White Chocolate-Covered Pretzels
When to Serve: When Gonzo pulls Rizzo out of the icy water
I would never suggest eating rats, least of all Rizzo, but there’s something about his icy shell that’s always looked appetizing. So why not replicate his appearance with some chocolate? Something tells me he’d approve.
When to Serve: The Swedish Chef’s appearance
It’s a good party snack, worthy of old Fozziwig. Just make sure they’re not singing before you eat them.
When to Serve: When Rizzo lands on the goose
So if you’re like me, you may not have tasted goose before. Having researched the topic for an extended period of time… okay, I Googled it during “When Love is Gone.” Regardless, my search revealed that several sources claim that while being poultry, goose actually tastes closer to rare roast beef than chicken or turkey. So if your grocery budget’s on par with the Cratchits, break out the Tupperware and grab some leftover roast beef from the Marleys’ visit. For extra authenticity, season with soot and singed rat hairs.
When to Serve: When Emily Cratchit checks the chestnuts
If Miss Piggy says it’s a chef’s thing, it’s a chef’s thing. Are you going to correct her? More importantly, eat up, because Christmas Yet to Come is light on cuisine. We’ve had a lot to digest, both in food and story, but we’ve still yet to get to the big finish.
When to Serve: When Old Joe appears
Old Joe’s body shape looks like a large melon, and his red lips suggest this perfect summertime treat. Which I’m asking you to eat in December. To be fair, this might work better if you watch this for Christmas in July. Or if you live in the Southern Hemisphere.
A Cold Glass of Water
When to Serve: During the Cratchits’ first Christmas without Tiny Tim
Christmas Yet to Come sure does serve as a wake-up call to Scrooge, much like cold water to the face. But to save on cleanup, you can just put that water to your lips.
When to Serve: When you hear “The Love We Found”
We made it! At long last, we’ve made it to the main course! Scrooge is redeemed, the Cratchits’ lives are improved, and Tiny Tim’s going to live, so LET’S EAT!!! But be quick, because you only have until the credits are over. Otherwise, you’ll have to start shoving down shredded wheat and cranberry sauce when you put on “A Muppet Family Christmas.”

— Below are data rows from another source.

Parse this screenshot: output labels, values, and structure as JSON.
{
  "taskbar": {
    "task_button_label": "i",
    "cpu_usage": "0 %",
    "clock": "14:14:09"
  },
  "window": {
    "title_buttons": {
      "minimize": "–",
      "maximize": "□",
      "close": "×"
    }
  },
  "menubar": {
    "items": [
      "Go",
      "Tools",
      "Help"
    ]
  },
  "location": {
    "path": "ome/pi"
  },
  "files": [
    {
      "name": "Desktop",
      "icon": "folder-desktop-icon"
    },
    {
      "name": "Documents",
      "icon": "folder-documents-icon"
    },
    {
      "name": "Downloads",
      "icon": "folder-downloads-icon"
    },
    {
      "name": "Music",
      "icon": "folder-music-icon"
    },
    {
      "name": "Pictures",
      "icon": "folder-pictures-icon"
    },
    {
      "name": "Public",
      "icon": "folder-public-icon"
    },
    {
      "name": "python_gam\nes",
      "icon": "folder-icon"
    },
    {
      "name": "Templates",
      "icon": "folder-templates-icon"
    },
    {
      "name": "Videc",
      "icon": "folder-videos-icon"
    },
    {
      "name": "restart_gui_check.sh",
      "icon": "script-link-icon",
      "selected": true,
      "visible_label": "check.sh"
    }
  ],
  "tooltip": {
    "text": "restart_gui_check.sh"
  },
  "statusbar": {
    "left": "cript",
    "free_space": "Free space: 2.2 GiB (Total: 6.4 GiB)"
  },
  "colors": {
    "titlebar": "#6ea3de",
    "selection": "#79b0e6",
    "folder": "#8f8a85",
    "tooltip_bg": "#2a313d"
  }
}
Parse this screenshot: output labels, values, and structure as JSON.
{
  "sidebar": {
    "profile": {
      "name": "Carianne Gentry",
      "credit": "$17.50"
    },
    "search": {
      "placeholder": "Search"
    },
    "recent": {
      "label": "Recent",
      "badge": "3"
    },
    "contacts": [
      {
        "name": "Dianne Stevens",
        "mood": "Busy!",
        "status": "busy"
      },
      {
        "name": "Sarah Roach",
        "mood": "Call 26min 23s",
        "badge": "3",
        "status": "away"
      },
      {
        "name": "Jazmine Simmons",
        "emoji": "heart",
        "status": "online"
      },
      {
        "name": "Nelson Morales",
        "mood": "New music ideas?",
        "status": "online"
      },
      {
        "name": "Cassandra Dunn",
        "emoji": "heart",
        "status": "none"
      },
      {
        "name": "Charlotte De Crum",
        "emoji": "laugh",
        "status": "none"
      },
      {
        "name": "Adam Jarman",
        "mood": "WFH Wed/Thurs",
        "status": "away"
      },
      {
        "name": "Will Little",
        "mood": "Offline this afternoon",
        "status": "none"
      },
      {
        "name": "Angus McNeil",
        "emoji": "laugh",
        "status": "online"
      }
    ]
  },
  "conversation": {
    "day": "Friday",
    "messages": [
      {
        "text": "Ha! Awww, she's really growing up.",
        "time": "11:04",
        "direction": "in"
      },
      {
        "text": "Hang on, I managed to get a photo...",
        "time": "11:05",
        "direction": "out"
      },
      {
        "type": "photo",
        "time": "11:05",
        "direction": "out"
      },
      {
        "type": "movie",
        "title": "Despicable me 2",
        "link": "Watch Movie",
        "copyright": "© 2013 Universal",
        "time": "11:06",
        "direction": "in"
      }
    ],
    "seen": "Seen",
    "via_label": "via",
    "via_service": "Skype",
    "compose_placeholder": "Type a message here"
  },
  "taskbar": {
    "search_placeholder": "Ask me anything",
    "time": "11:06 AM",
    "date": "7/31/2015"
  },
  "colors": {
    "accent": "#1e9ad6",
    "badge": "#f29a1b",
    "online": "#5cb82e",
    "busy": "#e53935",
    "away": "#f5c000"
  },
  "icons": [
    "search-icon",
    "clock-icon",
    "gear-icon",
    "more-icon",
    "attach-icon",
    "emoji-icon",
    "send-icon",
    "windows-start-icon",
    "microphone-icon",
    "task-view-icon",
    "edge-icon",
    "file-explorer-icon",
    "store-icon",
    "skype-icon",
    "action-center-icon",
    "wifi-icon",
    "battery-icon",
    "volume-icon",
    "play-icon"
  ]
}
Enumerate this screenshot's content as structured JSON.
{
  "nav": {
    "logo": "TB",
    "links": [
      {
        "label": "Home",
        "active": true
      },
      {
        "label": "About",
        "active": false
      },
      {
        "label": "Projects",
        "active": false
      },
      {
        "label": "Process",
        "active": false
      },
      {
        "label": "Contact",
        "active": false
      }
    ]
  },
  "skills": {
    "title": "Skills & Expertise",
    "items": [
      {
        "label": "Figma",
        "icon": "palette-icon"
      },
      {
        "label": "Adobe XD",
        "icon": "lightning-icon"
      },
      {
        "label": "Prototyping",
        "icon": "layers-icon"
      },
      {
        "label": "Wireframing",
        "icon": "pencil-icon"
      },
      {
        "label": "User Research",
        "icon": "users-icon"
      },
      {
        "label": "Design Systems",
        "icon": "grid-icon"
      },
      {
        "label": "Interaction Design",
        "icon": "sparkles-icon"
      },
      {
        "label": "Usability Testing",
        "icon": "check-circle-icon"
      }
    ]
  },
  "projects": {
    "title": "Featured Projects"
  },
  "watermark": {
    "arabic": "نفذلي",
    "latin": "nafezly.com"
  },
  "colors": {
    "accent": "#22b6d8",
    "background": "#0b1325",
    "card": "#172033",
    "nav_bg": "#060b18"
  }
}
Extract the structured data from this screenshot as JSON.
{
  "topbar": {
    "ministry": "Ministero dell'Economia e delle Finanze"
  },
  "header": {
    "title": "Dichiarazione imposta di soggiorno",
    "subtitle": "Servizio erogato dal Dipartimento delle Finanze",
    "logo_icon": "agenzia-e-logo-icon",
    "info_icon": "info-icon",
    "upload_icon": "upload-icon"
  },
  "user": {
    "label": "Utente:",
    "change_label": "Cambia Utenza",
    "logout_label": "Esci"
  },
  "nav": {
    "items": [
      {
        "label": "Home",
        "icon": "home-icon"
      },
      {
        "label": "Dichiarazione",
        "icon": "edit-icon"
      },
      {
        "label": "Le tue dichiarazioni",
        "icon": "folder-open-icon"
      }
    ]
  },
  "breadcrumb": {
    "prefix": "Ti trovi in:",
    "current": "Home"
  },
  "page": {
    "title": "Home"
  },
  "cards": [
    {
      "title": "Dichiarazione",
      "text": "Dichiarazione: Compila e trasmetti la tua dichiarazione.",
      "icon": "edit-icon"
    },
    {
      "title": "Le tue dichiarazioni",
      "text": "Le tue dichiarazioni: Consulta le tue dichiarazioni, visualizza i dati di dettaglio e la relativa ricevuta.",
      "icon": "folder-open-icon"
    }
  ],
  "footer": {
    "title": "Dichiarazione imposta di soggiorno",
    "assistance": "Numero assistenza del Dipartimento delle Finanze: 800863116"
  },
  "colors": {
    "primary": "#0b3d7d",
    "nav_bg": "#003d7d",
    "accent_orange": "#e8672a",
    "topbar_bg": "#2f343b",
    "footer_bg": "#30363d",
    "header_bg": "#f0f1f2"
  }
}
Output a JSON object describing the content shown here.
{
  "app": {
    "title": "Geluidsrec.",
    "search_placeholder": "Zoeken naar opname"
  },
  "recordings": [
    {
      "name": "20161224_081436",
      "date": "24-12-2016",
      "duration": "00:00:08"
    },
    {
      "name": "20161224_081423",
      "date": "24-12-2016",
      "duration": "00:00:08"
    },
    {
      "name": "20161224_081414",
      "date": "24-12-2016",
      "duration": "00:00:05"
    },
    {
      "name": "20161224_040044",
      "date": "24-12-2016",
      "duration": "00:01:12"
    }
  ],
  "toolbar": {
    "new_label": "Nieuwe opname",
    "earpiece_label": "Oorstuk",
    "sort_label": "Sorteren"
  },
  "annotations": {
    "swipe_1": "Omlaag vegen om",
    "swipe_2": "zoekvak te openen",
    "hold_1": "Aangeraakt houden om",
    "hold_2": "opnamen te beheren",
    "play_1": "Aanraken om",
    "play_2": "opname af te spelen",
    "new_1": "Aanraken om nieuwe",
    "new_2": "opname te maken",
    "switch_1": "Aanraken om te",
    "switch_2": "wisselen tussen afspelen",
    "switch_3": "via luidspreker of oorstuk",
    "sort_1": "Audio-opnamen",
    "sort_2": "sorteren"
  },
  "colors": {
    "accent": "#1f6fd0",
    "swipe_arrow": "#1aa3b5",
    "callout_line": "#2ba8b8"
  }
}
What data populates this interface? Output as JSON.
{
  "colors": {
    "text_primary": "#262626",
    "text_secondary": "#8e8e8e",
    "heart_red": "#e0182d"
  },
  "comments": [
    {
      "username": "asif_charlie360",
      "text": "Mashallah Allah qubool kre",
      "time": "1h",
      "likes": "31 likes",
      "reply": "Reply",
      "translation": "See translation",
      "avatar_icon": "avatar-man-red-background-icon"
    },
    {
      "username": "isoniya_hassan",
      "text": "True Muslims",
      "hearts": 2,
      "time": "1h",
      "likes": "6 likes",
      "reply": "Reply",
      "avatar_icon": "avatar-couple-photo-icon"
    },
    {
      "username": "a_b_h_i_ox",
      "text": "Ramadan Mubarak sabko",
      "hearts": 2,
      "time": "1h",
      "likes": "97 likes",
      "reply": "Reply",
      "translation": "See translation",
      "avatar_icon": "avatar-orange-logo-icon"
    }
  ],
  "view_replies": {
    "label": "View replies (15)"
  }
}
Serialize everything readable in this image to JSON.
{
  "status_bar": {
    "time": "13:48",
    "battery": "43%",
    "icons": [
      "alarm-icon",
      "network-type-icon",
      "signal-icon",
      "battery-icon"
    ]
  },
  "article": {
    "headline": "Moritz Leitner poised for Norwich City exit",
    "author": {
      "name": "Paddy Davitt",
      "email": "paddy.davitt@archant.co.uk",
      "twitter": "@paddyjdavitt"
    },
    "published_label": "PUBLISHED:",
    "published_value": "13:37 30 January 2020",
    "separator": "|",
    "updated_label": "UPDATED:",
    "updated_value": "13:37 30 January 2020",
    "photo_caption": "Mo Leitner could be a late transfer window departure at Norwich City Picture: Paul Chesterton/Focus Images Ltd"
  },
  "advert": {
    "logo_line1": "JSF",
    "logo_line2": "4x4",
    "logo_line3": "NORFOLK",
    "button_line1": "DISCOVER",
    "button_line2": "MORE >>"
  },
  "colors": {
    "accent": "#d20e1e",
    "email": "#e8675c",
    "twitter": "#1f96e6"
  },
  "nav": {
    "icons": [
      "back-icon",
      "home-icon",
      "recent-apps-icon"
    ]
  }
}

A special thanks to Shane Keating for providing the screenshots! Click here to not mind going (if lunch is provided) to the ToughPigs Discord!
by Matthew Soberman – Matthew@ToughPigs.com